* [Assignment] Please retype all of the records below word for word, leaving out any pictures.

** Opening Material provided block **

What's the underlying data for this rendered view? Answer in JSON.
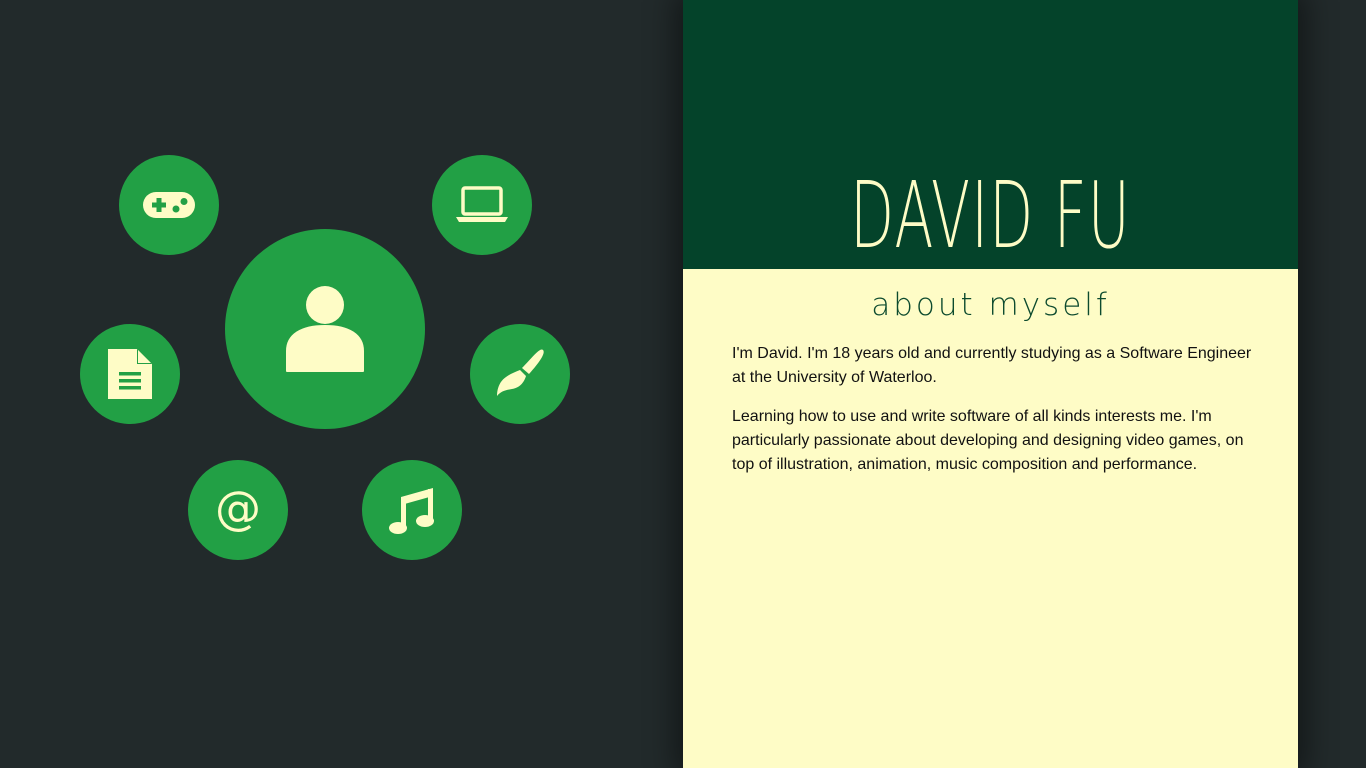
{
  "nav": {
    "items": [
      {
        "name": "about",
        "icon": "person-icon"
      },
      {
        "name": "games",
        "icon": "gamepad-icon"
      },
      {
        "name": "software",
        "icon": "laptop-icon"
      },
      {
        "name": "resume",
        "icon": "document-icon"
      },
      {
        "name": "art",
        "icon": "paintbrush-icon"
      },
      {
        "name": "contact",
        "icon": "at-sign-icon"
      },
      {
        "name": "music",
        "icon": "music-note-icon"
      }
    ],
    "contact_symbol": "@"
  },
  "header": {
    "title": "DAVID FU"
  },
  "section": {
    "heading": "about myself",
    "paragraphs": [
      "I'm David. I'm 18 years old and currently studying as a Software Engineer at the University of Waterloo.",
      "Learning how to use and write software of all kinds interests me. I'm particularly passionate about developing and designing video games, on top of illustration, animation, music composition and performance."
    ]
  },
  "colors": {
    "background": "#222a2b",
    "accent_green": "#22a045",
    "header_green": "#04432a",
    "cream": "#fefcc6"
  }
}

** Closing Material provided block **

* [Task result]
What's the underlying data for this rendered view? Answer in JSON.
{
  "nav": {
    "items": [
      {
        "name": "about",
        "icon": "person-icon"
      },
      {
        "name": "games",
        "icon": "gamepad-icon"
      },
      {
        "name": "software",
        "icon": "laptop-icon"
      },
      {
        "name": "resume",
        "icon": "document-icon"
      },
      {
        "name": "art",
        "icon": "paintbrush-icon"
      },
      {
        "name": "contact",
        "icon": "at-sign-icon"
      },
      {
        "name": "music",
        "icon": "music-note-icon"
      }
    ],
    "contact_symbol": "@"
  },
  "header": {
    "title": "DAVID FU"
  },
  "section": {
    "heading": "about myself",
    "paragraphs": [
      "I'm David. I'm 18 years old and currently studying as a Software Engineer at the University of Waterloo.",
      "Learning how to use and write software of all kinds interests me. I'm particularly passionate about developing and designing video games, on top of illustration, animation, music composition and performance."
    ]
  },
  "colors": {
    "background": "#222a2b",
    "accent_green": "#22a045",
    "header_green": "#04432a",
    "cream": "#fefcc6"
  }
}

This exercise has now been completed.